For more than a year I’ve been writing and story editing a dating adventure game called LongStory. At the start of the game, players select their avatar and gender, choosing whether they want to be referred to as “she”, “he” or “they”. We don’t write different dialogue or storylines for different player genders. LongStory is written to be gender-inclusive.
What does that mean? Well, gender-inclusive or gender-neutral means using language that avoids bias towards a particular gender. This might seem daunting considering this is a dating game that includes romantic storylines, but it’s not if you follow these three tips…
#1 – Recognize Stereotypes
Unless you were raised by gender-free aliens, you’ve been conditioned to see people differently based on their gender, especially when it comes to romance. Heck, society conditions us not only to see people differently but to act differently based on our assigned gender. It’s important to recognize these expectations for what they are: stereotypes, not facts. Stereotypes such as “girls are more emotional” and “boys don’t talk about their feelings they act on them” abound. While some boys may not be comfortable talking about their feelings, some boys are. And vice versa; not all girls want to engage in lengthy heart-to-hearts.
#2 – Identify Your Biases
Here’s a test for you: write a romantic scene between two characters (boy-girl, girl-girl, boy-boy, agender-bigender, etc), then switch up the characters’ genders. Does the scene still make sense? If you don’t think it does, ask yourself why and identify the lines you’ve written that you think are more one gender than another. Are the lines stereotypical? If so, can you make them more well-rounded or original? If the lines in question don’t evoke specific stereotypes, what is it about these lines that makes you connect them to a certain gender? Figure that out and you’ll have identified your own biases. Now challenge those biases. Instead of concluding “a boy would never say that,” consider the type of person, regardless of gender, who would say that. Write for character, not gender.
#3 – Find Commonalities
We humans tend to focus a lot on our differences, but if you’re writing gender-inclusive romance, you need to zero in on all the things we have in common. This doesn’t mean making character dialogue bland and generic, it means developing characters based on their personalities not their gender. Do not fall back on stereotypes. Stereotypes are simple shorthand and the opposite of well-rounded characters.
Now, you may be thinking this is all well and good, but Heather, why would I ever need to write a character whose gender is unknown? To that, I first say — why not? That’s an interesting character! The second thing I would say is that with the increasing popularity of narrative games, more writers are finding work writing dialogue and storylines for players who could be any gender! Bottom line, being able to write gender-inclusive stories has become a valuable skill. And I’m proof…

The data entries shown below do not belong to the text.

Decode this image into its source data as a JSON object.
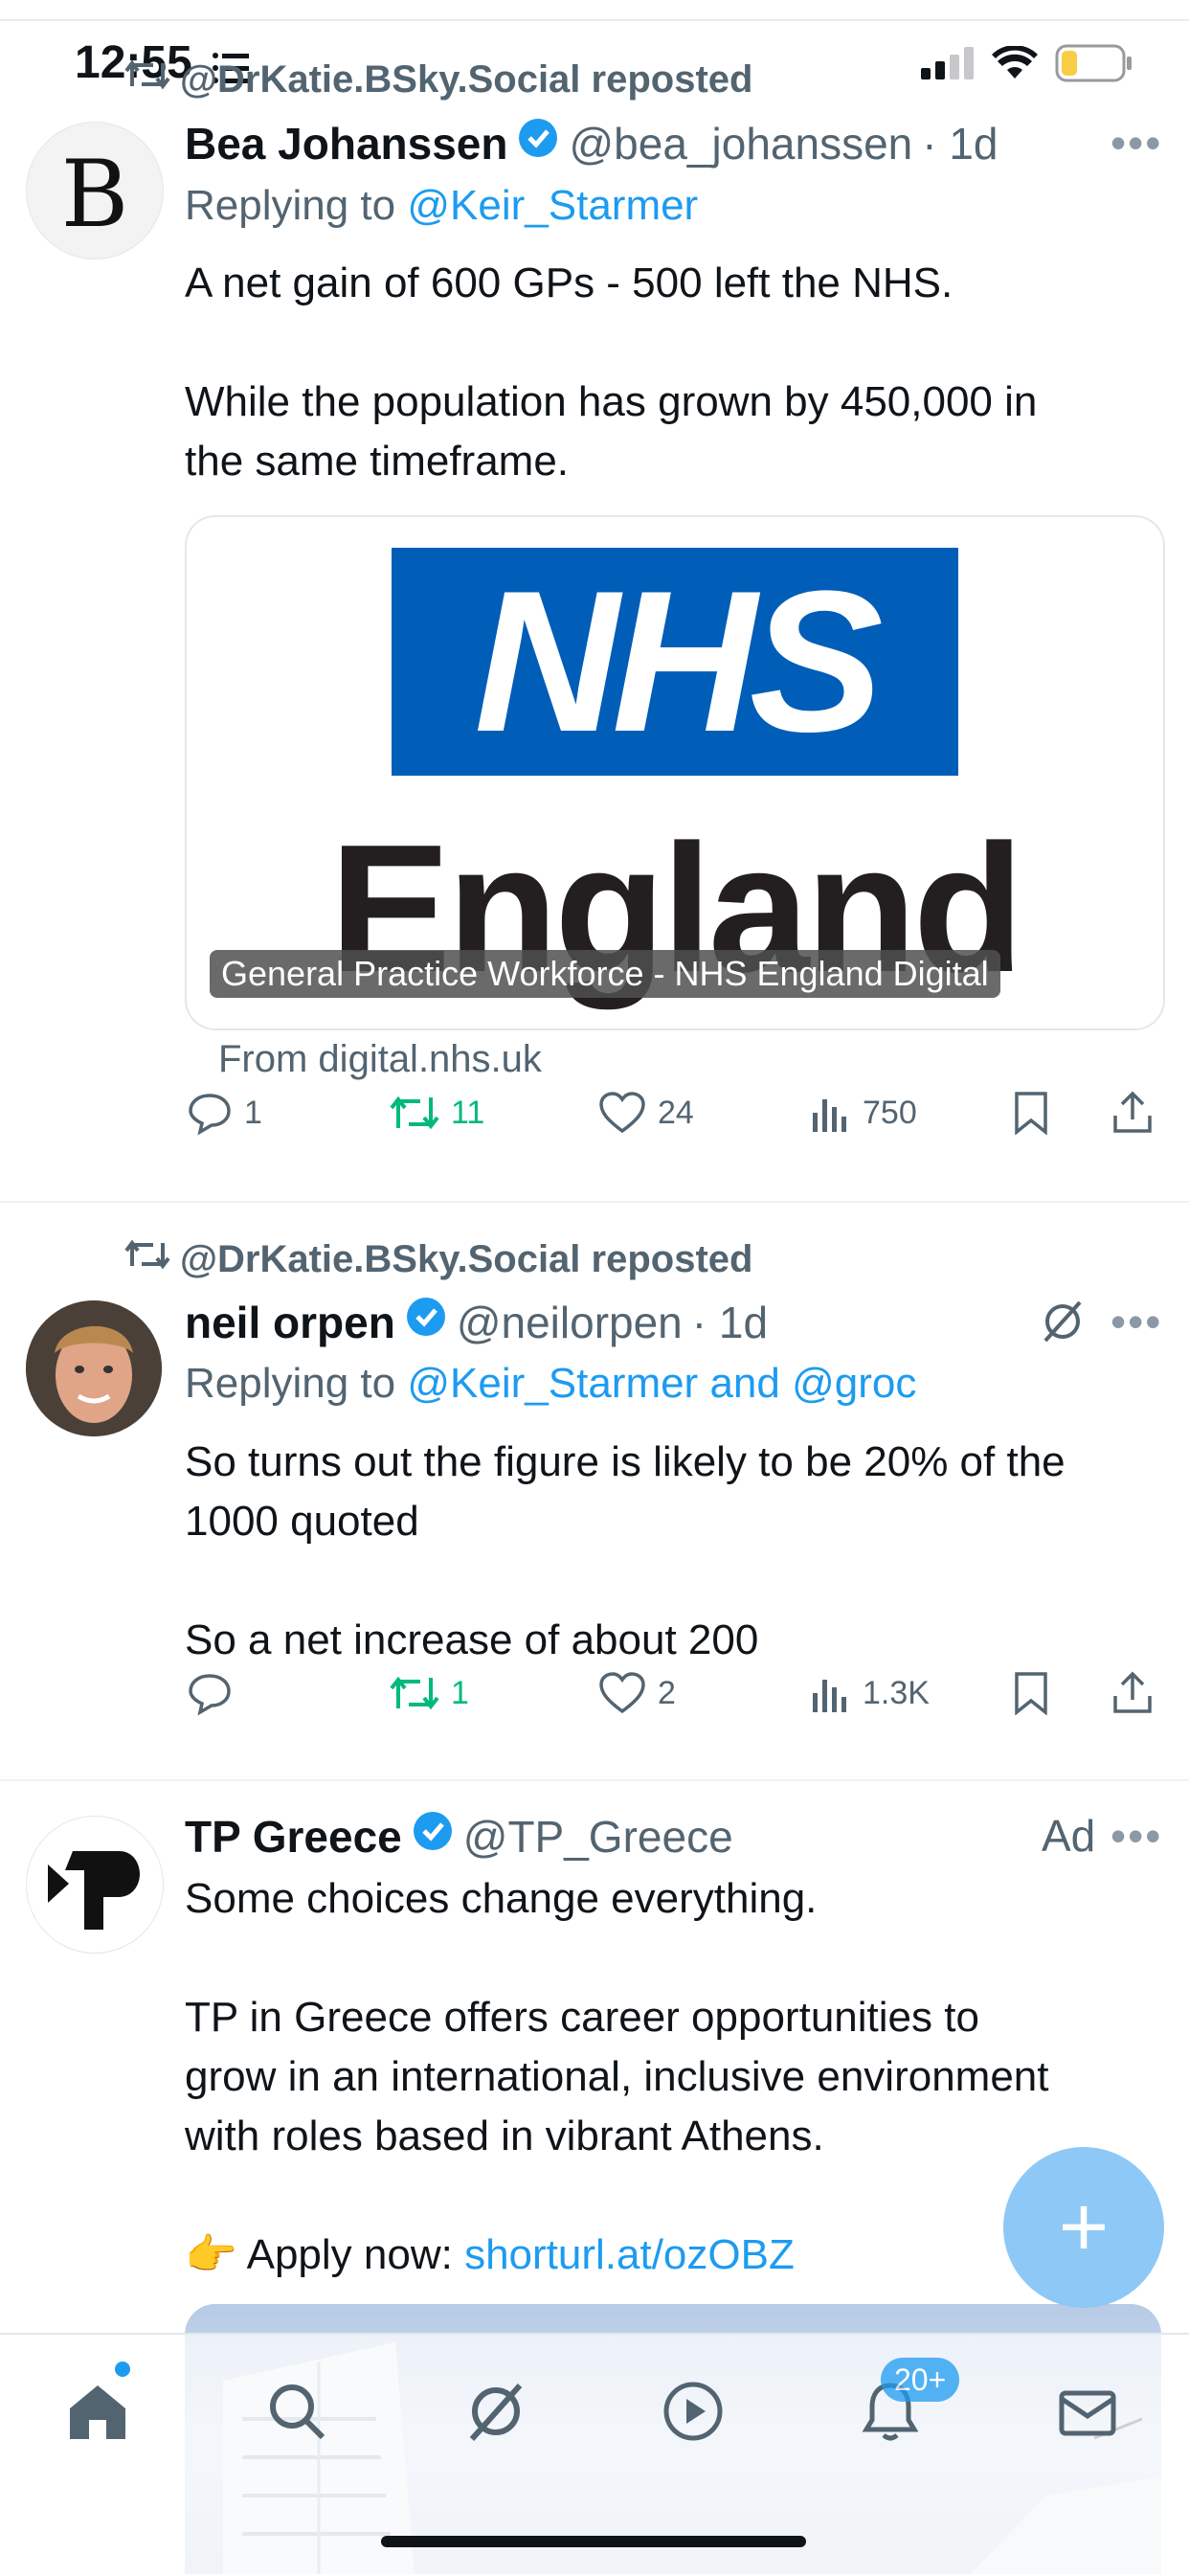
{
  "status_bar": {
    "time": "12:55"
  },
  "tweets": [
    {
      "repost_by": "@DrKatie.BSky.Social reposted",
      "name": "Bea Johanssen",
      "handle": "@bea_johanssen",
      "time": "· 1d",
      "replying_prefix": "Replying to ",
      "replying_to": "@Keir_Starmer",
      "text_line1": "A net gain of 600 GPs -  500 left the NHS.",
      "text_line2": "While the population has grown by 450,000 in",
      "text_line3": "the same timeframe.",
      "card": {
        "logo_top": "NHS",
        "logo_bottom": "England",
        "caption": "General Practice Workforce - NHS England Digital",
        "from": "From digital.nhs.uk"
      },
      "stats": {
        "replies": "1",
        "reposts": "11",
        "likes": "24",
        "views": "750"
      }
    },
    {
      "repost_by": "@DrKatie.BSky.Social reposted",
      "name": "neil orpen",
      "handle": "@neilorpen",
      "time": "· 1d",
      "replying_prefix": "Replying to ",
      "replying_to": "@Keir_Starmer and @groc",
      "text_line1": "So turns out the figure is likely to be 20% of the",
      "text_line2": "1000 quoted",
      "text_line3": "So a net increase of about 200",
      "stats": {
        "replies": "",
        "reposts": "1",
        "likes": "2",
        "views": "1.3K"
      }
    },
    {
      "name": "TP Greece",
      "handle": "@TP_Greece",
      "ad_label": "Ad",
      "text_line1": "Some choices change everything.",
      "text_line2": "TP in Greece offers career opportunities to",
      "text_line3": "grow in an international, inclusive environment",
      "text_line4": "with roles based in vibrant Athens.",
      "apply_emoji": "👉",
      "apply_prefix": "Apply now: ",
      "apply_link": "shorturl.at/ozOBZ"
    }
  ],
  "fab": {
    "label": "+"
  },
  "tabbar": {
    "notifications_badge": "20+"
  },
  "colors": {
    "accent": "#1d9bf0",
    "repost_green": "#00ba7c",
    "nhs_blue": "#005eb8"
  }
}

A couple months ago I interviewed for a job as Lead Writer on a video game in a genre I love but in which I don’t have any actual paid writing experience — a virtual reality sci-fi adventure for adults (I usually write comedy and/or romance for kids and teens). The game sounded awesome and I wanted the job so bad, though I worried I didn’t have the right experience to get it. However, the producers want a game where players not only pick their gender but also the gender of their in-game spouse, and the fact that I had written and story edited a gender-inclusive game was a big plus in their eyes, so I got the job! Yay!
Do you consider gender inclusivity when you write? Have you ever written a gender-neutral character? If so, or if you have any questions, let me know in the Comments.